PROVIDED DATA:
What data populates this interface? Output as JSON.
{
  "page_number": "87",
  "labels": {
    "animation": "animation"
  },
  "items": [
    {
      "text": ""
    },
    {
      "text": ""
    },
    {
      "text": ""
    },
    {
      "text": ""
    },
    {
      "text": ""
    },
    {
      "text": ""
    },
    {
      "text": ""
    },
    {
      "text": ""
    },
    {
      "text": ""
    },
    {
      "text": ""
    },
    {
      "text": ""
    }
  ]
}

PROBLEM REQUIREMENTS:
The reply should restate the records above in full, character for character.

RESPONSE BELOW:
What data populates this interface? Output as JSON.
{
  "page_number": "87",
  "labels": {
    "animation": "animation"
  },
  "items": [
    {
      "text": ""
    },
    {
      "text": ""
    },
    {
      "text": ""
    },
    {
      "text": ""
    },
    {
      "text": ""
    },
    {
      "text": ""
    },
    {
      "text": ""
    },
    {
      "text": ""
    },
    {
      "text": ""
    },
    {
      "text": ""
    },
    {
      "text": ""
    }
  ]
}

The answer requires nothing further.